Over the years, 5280 has reported on the brand-new attractions Colorado’s ski areas debut each winter many times. But this season, we’re paying tribute to the time-honored but lesser-known features of our beloved Rocky Mountain resorts: in other words, all the things locals love too much to tell tourists about. From the most effective hangover cure to the baddest tree skiing, this could be Colorado’s most coveted classified information. Use it wisely.

Jam Capacity

Aspen Mountain
Wait for a red gondola (one out of every five cars). These luxury vehicles (pictured above) are outfitted with Bluetooth speakers, so everyone inside can bump to your new “Winter Jams 2020” playlist.

Hangover, BeGone

Photo courtesy of Arapahoe Basin

Arapahoe Basin Ski Area
The $11 bacon Bloody Mary at the on-mountain 6th Alley Bar and Grill is made with bacon-infused vodka and topped with a mound of garnishes, including an olive, pickle, pepperoncini, and, of course, bacon.

Marathon Run

Photo courtesy of Aspen-Snowmass

Snowmass Ski Area
Generally, more vertical feet provide more opportunities for steep terrain or longer rides. The Long Shot at Snowmass (which has the most lift-served vertical feet of any Colorado resort), for example, dips 2,762 feet over 2.37 miles. Crazily enough, you’re not even at the base when you finish that run; the Long Shot connects to Eastbranch, adding another 745 vertical feet and 1.16 miles.

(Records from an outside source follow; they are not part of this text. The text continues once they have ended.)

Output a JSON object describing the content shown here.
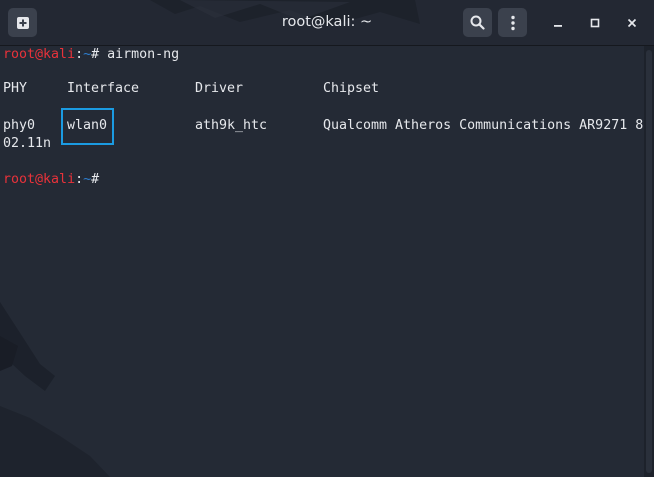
{
  "window": {
    "title": "root@kali: ~"
  },
  "titlebar": {
    "new_tab_icon": "new-tab-icon",
    "search_icon": "search-icon",
    "menu_icon": "kebab-menu-icon",
    "minimize_icon": "minimize-icon",
    "maximize_icon": "maximize-icon",
    "close_icon": "close-icon"
  },
  "terminal": {
    "prompt_user": "root",
    "prompt_at": "@",
    "prompt_host": "kali",
    "prompt_colon": ":",
    "prompt_dir": "~",
    "prompt_symbol": "# ",
    "command": "airmon-ng",
    "table": {
      "headers": [
        "PHY",
        "Interface",
        "Driver",
        "Chipset"
      ],
      "row": {
        "phy": "phy0",
        "interface": "wlan0",
        "driver": "ath9k_htc",
        "chipset_line1": "Qualcomm Atheros Communications AR9271 8",
        "chipset_line2": "02.11n"
      }
    }
  },
  "colors": {
    "prompt_red": "#e8323a",
    "prompt_blue": "#2e7fd0",
    "highlight_border": "#1b9be2",
    "background": "#242a35"
  }
}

Future Lindsey Vonn Friendly

Photo courtesy of Vail Resorts

Beaver Creek Resort
Everyone takes their kids to Keystone Resort—and rightfully so. The easily accessible mountain has 150 little red wagons to schlep your load, plus a snow fort atop River Run Gondola. But if you want to give your little ones ample space to practice their turns, go to Beaver Creek, which has the most dedicated learning terrain (450 acres) in the state.

Epic Snowfall

Photo by Jason Ebelheiser/ Courtesy of Silverton Mountain

Silverton Mountain
This advanced-skiers-only resort allows guests to purchase single helicopter drops instead of the pricey weeklong package deals that many other resorts require. Single heli drops are $179—bringing your total to $363 with guide costs and lift tickets—but if you schedule your descent after March 17, you’ll only have to fork over $258 for everything.

On-Slope Dining

Photo by Larry Piece/courtesy of Steamboat Ski Resort

Steamboat Resort
A snowcat dubbed the Taco Beast sells fare such as street tacos (think: elk chorizo goodness), Mexican corn, and Mexican-style soda and beer from the slopes. Follow @TacoBeastSBT on Twitter to track this amped-up food truck as it roams the mountain.

Treed Bliss

Photo courtesy of Powderhorn Mountain Resort

Powderhorn Mountain Resort
The aspens dotting Powderhorn’s Svens Bend and Yoo Hoo black diamond runs make for the best glade skiing in the state. Because the trees are so spread out, without low-hanging or bushy branches to whack you in the face, the lines you can take are countless.

Add to our list of picks by tagging @5280Magazine and using #5280insidersguide on your favorite social media platform.